The Twinspot Lionfish, Dendrochirus biocellatus, is also known as the as the Ocellated lionfish, Twinspot Lionfish, Twospot turkeyfish and the Fu Manchu lionfish. As with all members of the scorpionfish family, they have poison glands for protection in their dorsal and pelvic fins.
The Two Spot Lionfish is so named for the two ocellae or eye spots on its second dorsal fin. Some such as the specimen in these images have three spots and even four spots, this is a rare variation which can be seen in the image below. They are one of the smaller members of the lionfish family and grow up to a maximum of 20 cm.
Twinspot Lionfish have a typical lionfish shape with a proportionally large head and mouth. The pectoral fins are rounded and are colorful , resembling a fold out fan. The body colour ranges from a bright red orange colour with indistinct black bars running down the body to a more orange brown colour. Two proportionally large appendages drop downwards from the sides of the mouth giving the appearance of a moustache. The name Fu Manchu Lionfish is derived from their resemblance to an ancient Chinese courtier created by these moustache like appendages.
As with all lionfish, they have a cuticle of skin that covers the body and this is changed every few weeks giving them a resilience against parasites. As they near a skin change so the colours become less vibrant and they appear more dull. The specimen in the images has probably just changed skins giving it a vibrant look. Bright colours in the sea generally equate to poisonous and they have a series of poison glands in their dorsal and pelvic fins.
IN THE WILD
The Twinspot Lionfish are remarkably shy in the wild and usually retreat into a cave or hole at the sight of a diver. The more one attempts to view them the further away they try and hide. They are more often than not seen upside down on the roof of small or large caves during the day. They seem to prefer certain features over others and on one commonly visited coral bommie off Dar es Salaam in Tanzania, from the fin patterns we have identified at least four different specimens but seldom see more than one per visit.
They are found across the Indo Pacific area, all the way up the East coast of Africa to the Red sea and are usually found in caves or crevices. The best time to see them is on a night dive when they are out in the open.
They prey on small fishes and crustaceans and pretty much anything that fits in their mouth. They use their proportionally large mouths to create a vacuum and suck in and swallow the prey. Lionfish usually try and slowly drift or move slowly toward their prey. They manipulate their dorsal and pelvic fins to distract or herd the prey into an appropriate position and then make a sudden lunge at the prey. Prey is swallowed whole and is sucked into the mouth. They tend to hunt mainly at night when there are larger numbers of nocturnal crustaceans around.
Lionfish are oviparous with females producing eggs that when fertilized are released and float near the surface. Little else is known about lionfish reproduction. The Twinspot Lionfish has been bred in captivity.
They are caught by some indigenous communities and the flesh is edible but as with any similar predator there is a risk of ciguatera poisoning.
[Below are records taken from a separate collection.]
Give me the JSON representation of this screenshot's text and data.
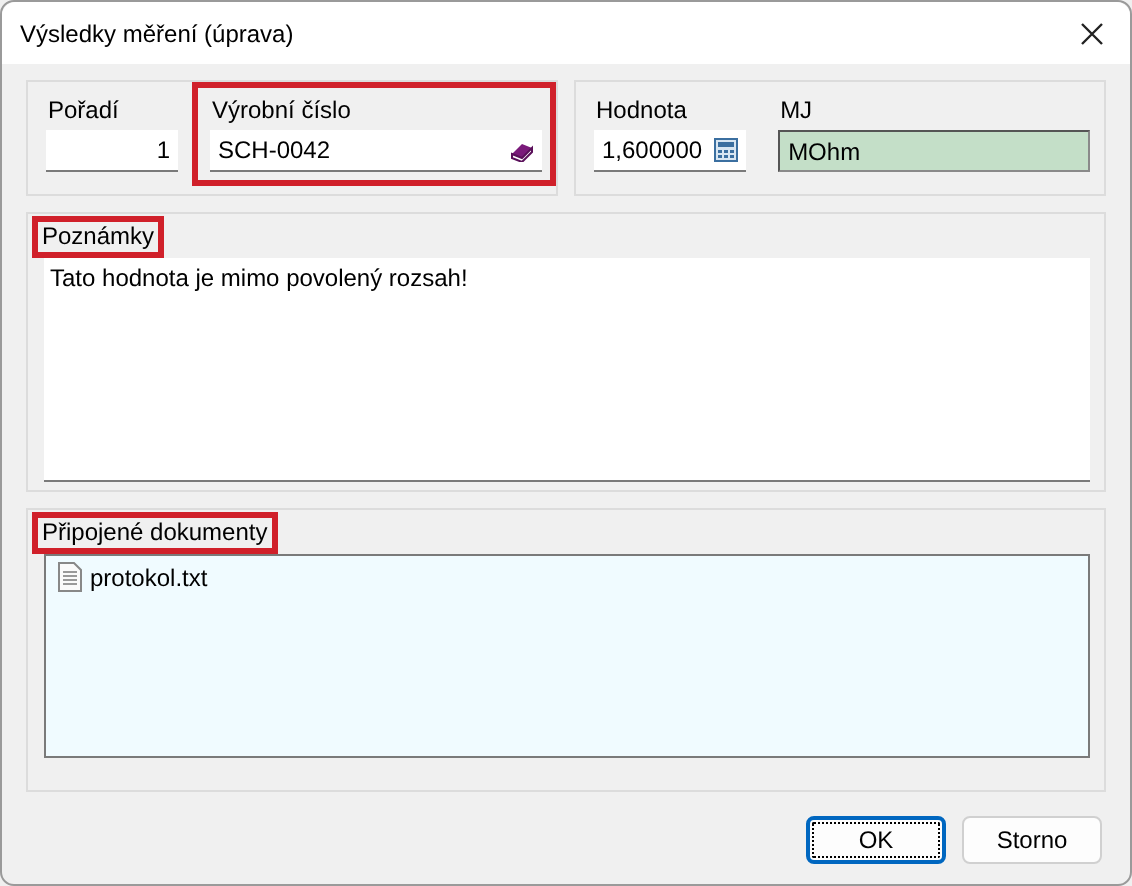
{
  "window": {
    "title": "Výsledky měření (úprava)"
  },
  "field_groups": [
    {
      "fields": [
        {
          "label": "Pořadí",
          "value": "1",
          "kind": "number",
          "highlighted": false
        },
        {
          "label": "Výrobní číslo",
          "value": "SCH-0042",
          "kind": "lookup",
          "highlighted": true
        }
      ]
    },
    {
      "fields": [
        {
          "label": "Hodnota",
          "value": "1,600000",
          "kind": "calc",
          "highlighted": false
        },
        {
          "label": "MJ",
          "value": "MOhm",
          "kind": "readonly",
          "highlighted": false
        }
      ]
    }
  ],
  "notes": {
    "label": "Poznámky",
    "highlighted": true,
    "text": "Tato hodnota je mimo povolený rozsah!"
  },
  "documents": {
    "label": "Připojené dokumenty",
    "highlighted": true,
    "files": [
      {
        "name": "protokol.txt"
      }
    ]
  },
  "buttons": [
    {
      "label": "OK",
      "default": true
    },
    {
      "label": "Storno",
      "default": false
    }
  ]
}
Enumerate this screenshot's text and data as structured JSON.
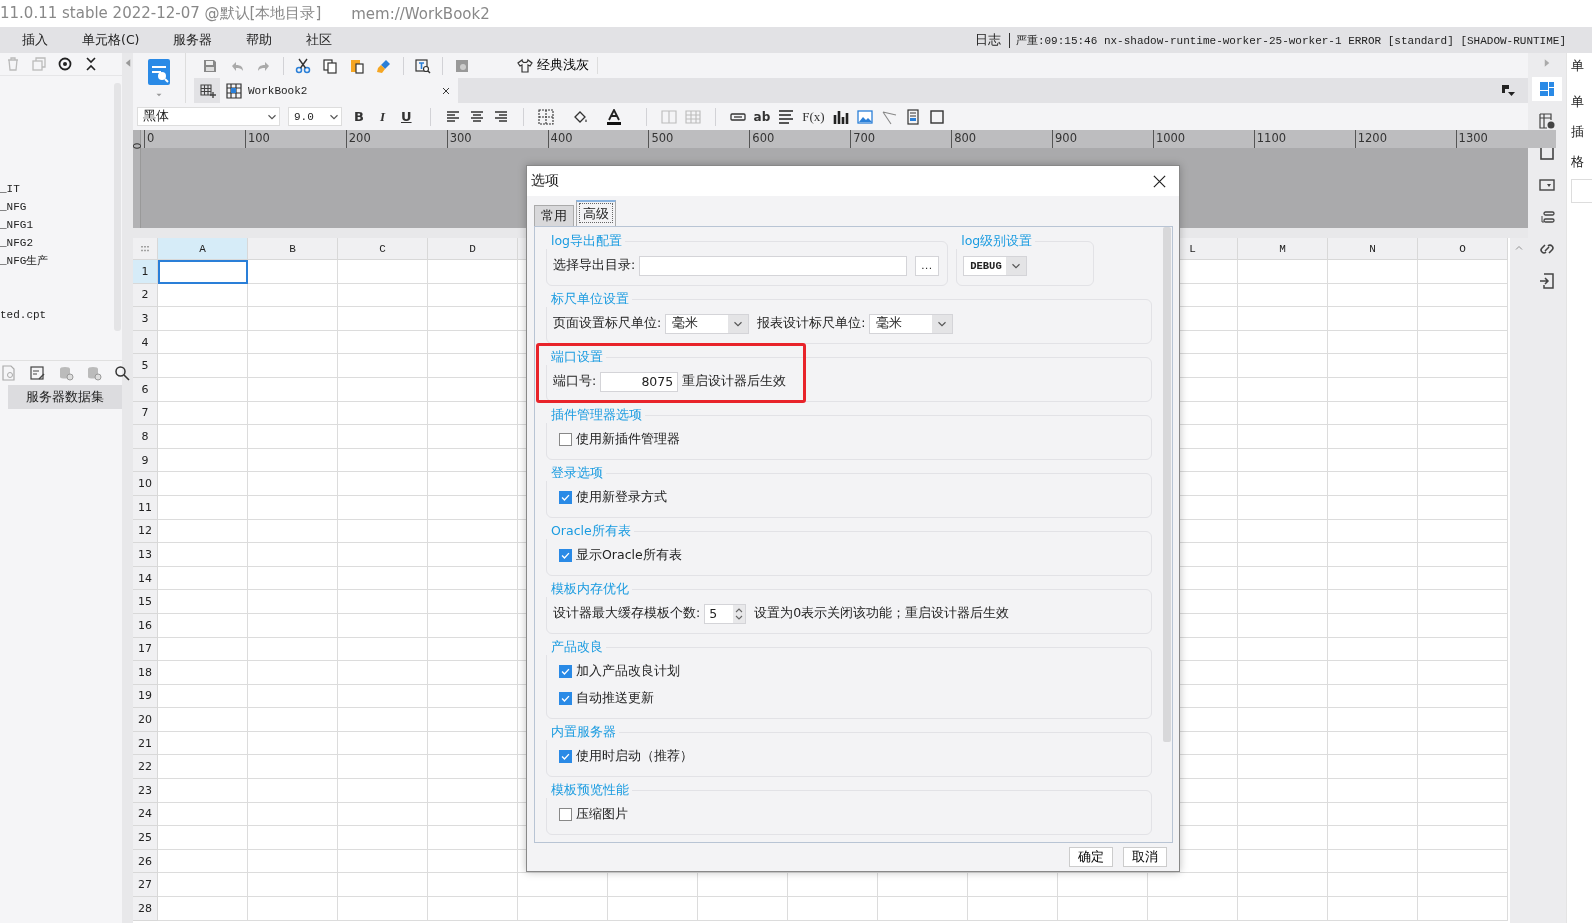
{
  "window": {
    "title": "11.0.11 stable 2022-12-07 @默认[本地目录]",
    "path": "mem://WorkBook2"
  },
  "menu": [
    {
      "label": "插入"
    },
    {
      "label": "单元格(C)"
    },
    {
      "label": "服务器"
    },
    {
      "label": "帮助"
    },
    {
      "label": "社区"
    }
  ],
  "log_bar": {
    "label": "日志",
    "message": "严重:09:15:46 nx-shadow-runtime-worker-25-worker-1 ERROR [standard] [SHADOW-RUNTIME]"
  },
  "left_panel": {
    "tree": [
      "_IT",
      "_NFG",
      "_NFG1",
      "_NFG2",
      "_NFG生产",
      "ted.cpt"
    ],
    "tab": "服务器数据集"
  },
  "toolbar": {
    "theme_button": "经典浅灰"
  },
  "document_tab": {
    "label": "WorkBook2"
  },
  "format_bar": {
    "font": "黑体",
    "size": "9.0",
    "style_buttons": [
      "B",
      "I",
      "U"
    ],
    "text_button": "ab",
    "formula_button": "F(x)"
  },
  "ruler": {
    "marks": [
      "0",
      "100",
      "200",
      "300",
      "400",
      "500",
      "600",
      "700",
      "800",
      "900",
      "1000",
      "1100",
      "1200",
      "1300"
    ],
    "vertical_mark": "0"
  },
  "sheet": {
    "columns_left": [
      {
        "label": "A",
        "selected": true
      },
      {
        "label": "B",
        "selected": false
      },
      {
        "label": "C",
        "selected": false
      },
      {
        "label": "D",
        "selected": false
      }
    ],
    "columns_right": [
      {
        "label": "L",
        "selected": false
      },
      {
        "label": "M",
        "selected": false
      },
      {
        "label": "N",
        "selected": false
      },
      {
        "label": "O",
        "selected": false
      }
    ],
    "rows": [
      {
        "label": "1",
        "selected": true
      },
      {
        "label": "2",
        "selected": false
      },
      {
        "label": "3",
        "selected": false
      },
      {
        "label": "4",
        "selected": false
      },
      {
        "label": "5",
        "selected": false
      },
      {
        "label": "6",
        "selected": false
      },
      {
        "label": "7",
        "selected": false
      },
      {
        "label": "8",
        "selected": false
      },
      {
        "label": "9",
        "selected": false
      },
      {
        "label": "10",
        "selected": false
      },
      {
        "label": "11",
        "selected": false
      },
      {
        "label": "12",
        "selected": false
      },
      {
        "label": "13",
        "selected": false
      },
      {
        "label": "14",
        "selected": false
      },
      {
        "label": "15",
        "selected": false
      },
      {
        "label": "16",
        "selected": false
      },
      {
        "label": "17",
        "selected": false
      },
      {
        "label": "18",
        "selected": false
      },
      {
        "label": "19",
        "selected": false
      },
      {
        "label": "20",
        "selected": false
      },
      {
        "label": "21",
        "selected": false
      },
      {
        "label": "22",
        "selected": false
      },
      {
        "label": "23",
        "selected": false
      },
      {
        "label": "24",
        "selected": false
      },
      {
        "label": "25",
        "selected": false
      },
      {
        "label": "26",
        "selected": false
      },
      {
        "label": "27",
        "selected": false
      },
      {
        "label": "28",
        "selected": false
      }
    ]
  },
  "right_panel": {
    "labels": [
      "单",
      "单",
      "插",
      "格"
    ]
  },
  "dialog": {
    "title": "选项",
    "tabs": [
      {
        "label": "常用",
        "selected": false
      },
      {
        "label": "高级",
        "selected": true
      }
    ],
    "sections": [
      {
        "kind": "log",
        "title": "log导出配置",
        "label": "选择导出目录:",
        "browse": "...",
        "level_title": "log级别设置",
        "level": "DEBUG"
      },
      {
        "kind": "units",
        "title": "标尺单位设置",
        "fields": [
          {
            "label": "页面设置标尺单位:",
            "value": "毫米"
          },
          {
            "label": "报表设计标尺单位:",
            "value": "毫米"
          }
        ]
      },
      {
        "kind": "port",
        "title": "端口设置",
        "label": "端口号:",
        "value": "8075",
        "note": "重启设计器后生效",
        "highlighted": true
      },
      {
        "kind": "checks",
        "title": "插件管理器选项",
        "items": [
          {
            "label": "使用新插件管理器",
            "checked": false
          }
        ]
      },
      {
        "kind": "checks",
        "title": "登录选项",
        "items": [
          {
            "label": "使用新登录方式",
            "checked": true
          }
        ]
      },
      {
        "kind": "checks",
        "title": "Oracle所有表",
        "items": [
          {
            "label": "显示Oracle所有表",
            "checked": true
          }
        ]
      },
      {
        "kind": "spinner",
        "title": "模板内存优化",
        "label": "设计器最大缓存模板个数:",
        "value": "5",
        "note": "设置为0表示关闭该功能；重启设计器后生效"
      },
      {
        "kind": "checks",
        "title": "产品改良",
        "items": [
          {
            "label": "加入产品改良计划",
            "checked": true
          },
          {
            "label": "自动推送更新",
            "checked": true
          }
        ]
      },
      {
        "kind": "checks",
        "title": "内置服务器",
        "items": [
          {
            "label": "使用时启动（推荐）",
            "checked": true
          }
        ]
      },
      {
        "kind": "checks",
        "title": "模板预览性能",
        "items": [
          {
            "label": "压缩图片",
            "checked": false
          }
        ]
      }
    ],
    "buttons": [
      "确定",
      "取消"
    ]
  }
}
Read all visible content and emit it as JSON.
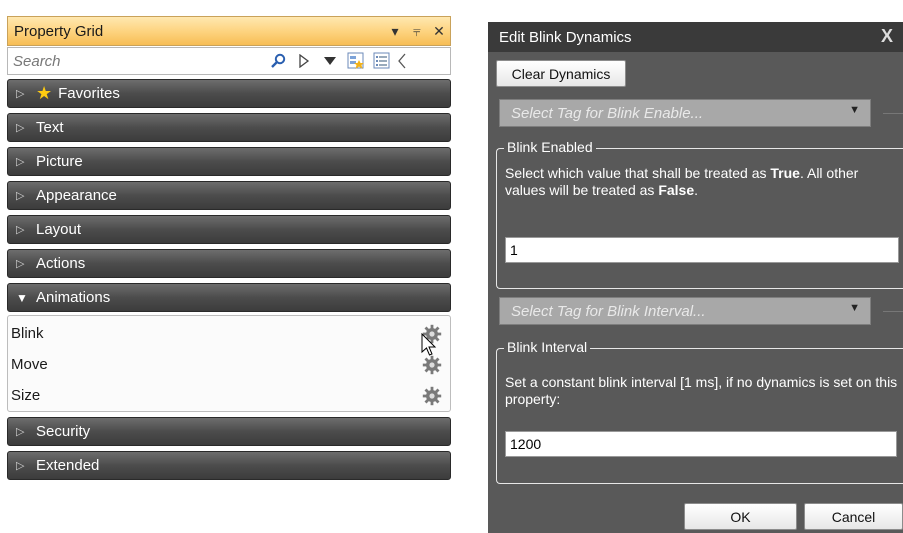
{
  "property_grid": {
    "title": "Property Grid",
    "controls": [
      "▾",
      "⫧",
      "✕"
    ],
    "search_placeholder": "Search",
    "categories": [
      {
        "label": "Favorites",
        "expanded": false,
        "star": true
      },
      {
        "label": "Text",
        "expanded": false
      },
      {
        "label": "Picture",
        "expanded": false
      },
      {
        "label": "Appearance",
        "expanded": false
      },
      {
        "label": "Layout",
        "expanded": false
      },
      {
        "label": "Actions",
        "expanded": false
      },
      {
        "label": "Animations",
        "expanded": true
      },
      {
        "label": "Security",
        "expanded": false
      },
      {
        "label": "Extended",
        "expanded": false
      }
    ],
    "animations": [
      "Blink",
      "Move",
      "Size"
    ]
  },
  "dialog": {
    "title": "Edit Blink Dynamics",
    "close": "X",
    "clear_button": "Clear Dynamics",
    "enable_tag_placeholder": "Select Tag for Blink Enable...",
    "blink_enabled": {
      "title": "Blink Enabled",
      "desc_1": "Select which value that shall be treated as ",
      "desc_true": "True",
      "desc_2": ". All other values will be treated as ",
      "desc_false": "False",
      "desc_3": ".",
      "value": "1"
    },
    "interval_tag_placeholder": "Select Tag for Blink Interval...",
    "blink_interval": {
      "title": "Blink Interval",
      "desc": "Set a constant blink interval [1 ms], if no dynamics is set on this property:",
      "value": "1200"
    },
    "ok": "OK",
    "cancel": "Cancel"
  },
  "colors": {
    "title_orange": "#fdd27c",
    "category_dark": "#4c4c4c",
    "dialog_bg": "#595959"
  }
}
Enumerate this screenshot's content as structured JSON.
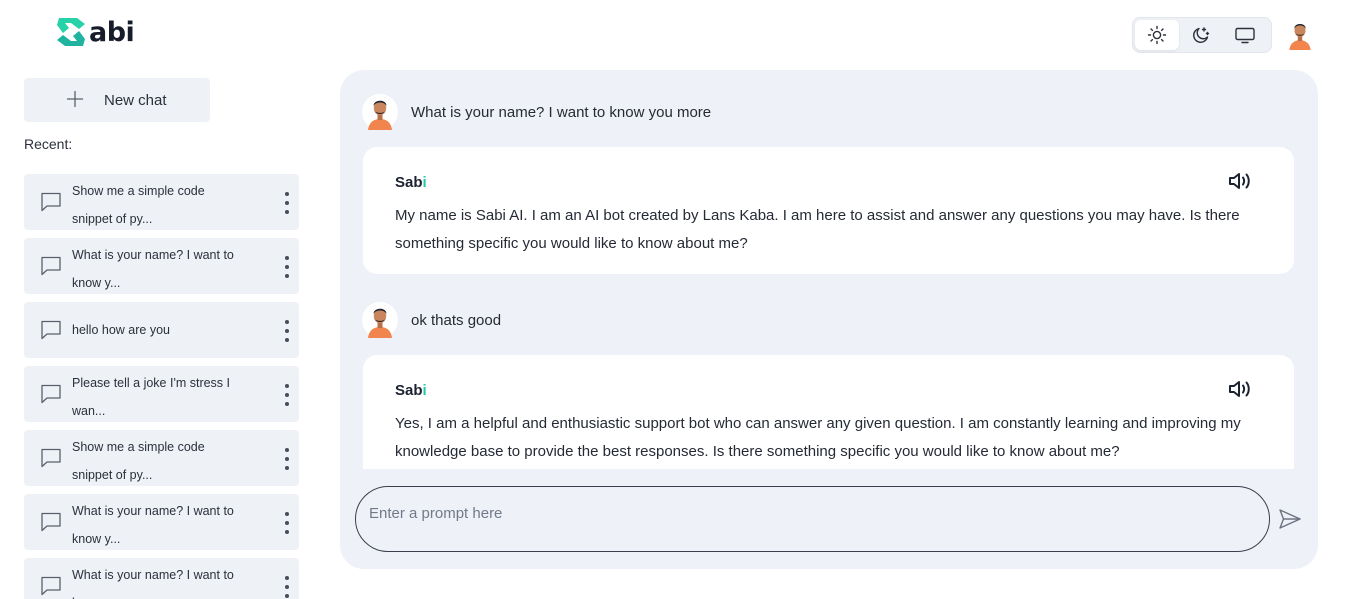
{
  "app": {
    "brand": "abi"
  },
  "header": {
    "theme_options": [
      {
        "name": "light",
        "icon": "sun-icon",
        "active": true
      },
      {
        "name": "dark",
        "icon": "moon-stars-icon",
        "active": false
      },
      {
        "name": "system",
        "icon": "monitor-icon",
        "active": false
      }
    ]
  },
  "sidebar": {
    "new_chat_label": "New chat",
    "recent_label": "Recent:",
    "items": [
      {
        "line1": "Show me a simple code",
        "line2": "snippet of py..."
      },
      {
        "line1": "What is your name? I want to",
        "line2": "know y..."
      },
      {
        "line1": "hello how are you",
        "line2": ""
      },
      {
        "line1": "Please tell a joke I'm stress I",
        "line2": "wan..."
      },
      {
        "line1": "Show me a simple code",
        "line2": "snippet of py..."
      },
      {
        "line1": "What is your name? I want to",
        "line2": "know y..."
      },
      {
        "line1": "What is your name? I want to",
        "line2": "know y..."
      }
    ]
  },
  "chat": {
    "messages": [
      {
        "role": "user",
        "text": "What is your name? I want to know you more"
      },
      {
        "role": "bot",
        "name_main": "Sab",
        "name_accent": "i",
        "text": "My name is Sabi AI. I am an AI bot created by Lans Kaba. I am here to assist and answer any questions you may have. Is there something specific you would like to know about me?"
      },
      {
        "role": "user",
        "text": "ok thats good"
      },
      {
        "role": "bot",
        "name_main": "Sab",
        "name_accent": "i",
        "text": "Yes, I am a helpful and enthusiastic support bot who can answer any given question. I am constantly learning and improving my knowledge base to provide the best responses. Is there something specific you would like to know about me?"
      }
    ],
    "input_placeholder": "Enter a prompt here",
    "input_value": ""
  },
  "colors": {
    "accent": "#21c9a8",
    "panel": "#eef1f7",
    "text": "#252a35"
  }
}
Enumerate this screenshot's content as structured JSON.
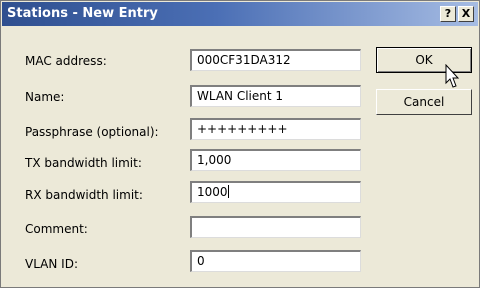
{
  "window": {
    "title": "Stations - New Entry",
    "help_label": "?",
    "close_label": "X"
  },
  "fields": [
    {
      "label": "MAC address:",
      "value": "000CF31DA312"
    },
    {
      "label": "Name:",
      "value": "WLAN Client 1"
    },
    {
      "label": "Passphrase (optional):",
      "value": "+++++++++"
    },
    {
      "label": "TX bandwidth limit:",
      "value": "1,000"
    },
    {
      "label": "RX bandwidth limit:",
      "value": "1000"
    },
    {
      "label": "Comment:",
      "value": ""
    },
    {
      "label": "VLAN ID:",
      "value": "0"
    }
  ],
  "buttons": {
    "ok_label": "OK",
    "cancel_label": "Cancel"
  },
  "icons": {
    "help": "help-icon",
    "close": "close-icon",
    "cursor": "mouse-pointer-icon"
  },
  "colors": {
    "titlebar_start": "#2f4f8f",
    "titlebar_end": "#a6bce3",
    "dialog_bg": "#ece9d8"
  }
}
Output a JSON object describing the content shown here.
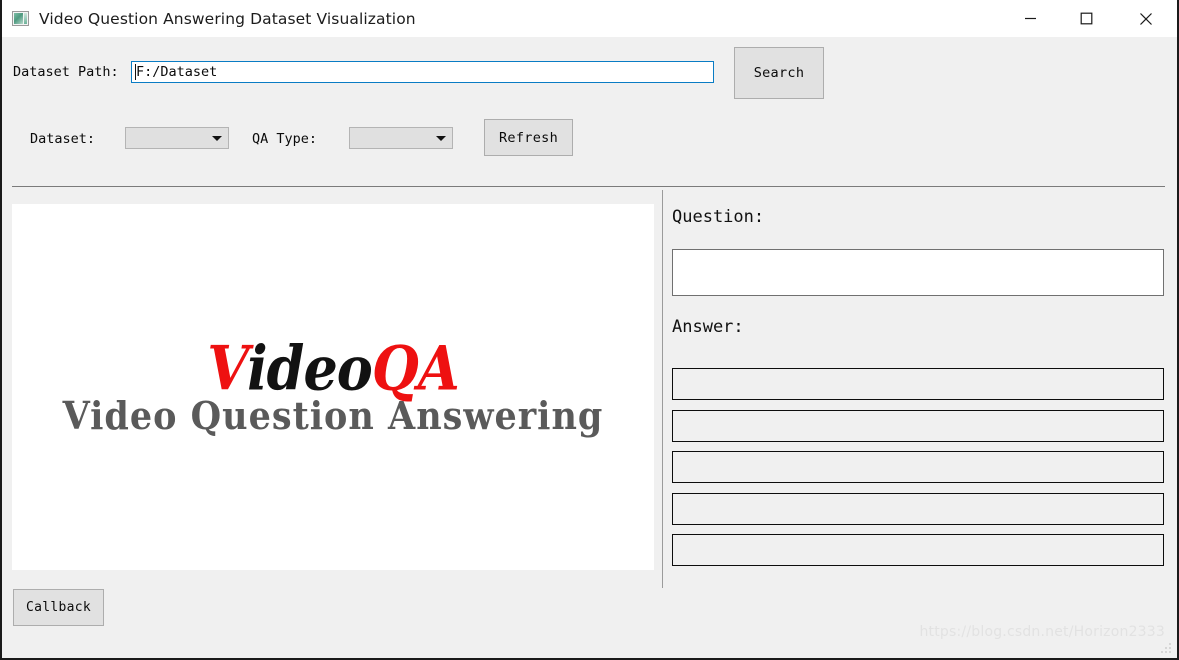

Twinspot Lionfish are not strong swimmers and tend to slowly stalk their prey. This makes them poor competitors for food in an enclosed space and great care has to be taken in choosing their tank mates. Equally the will stalk and eat anything that fits into their mouths so care has to be taken in this regard as well. Individually they make a great showpiece in the right type of aquarium. They are cautious fish and some may never switch over to processed foods. Water conditions have to be kept just right for them and they are more difficult to keep than other lionfish.
TWINSPOT LIONFISH CLASSIFICATION
- The Reef Guide fishes, corals, nudibranchs & other invertebrates: East and South Coasts of Southern Africa by Dennis King & Valda Fraser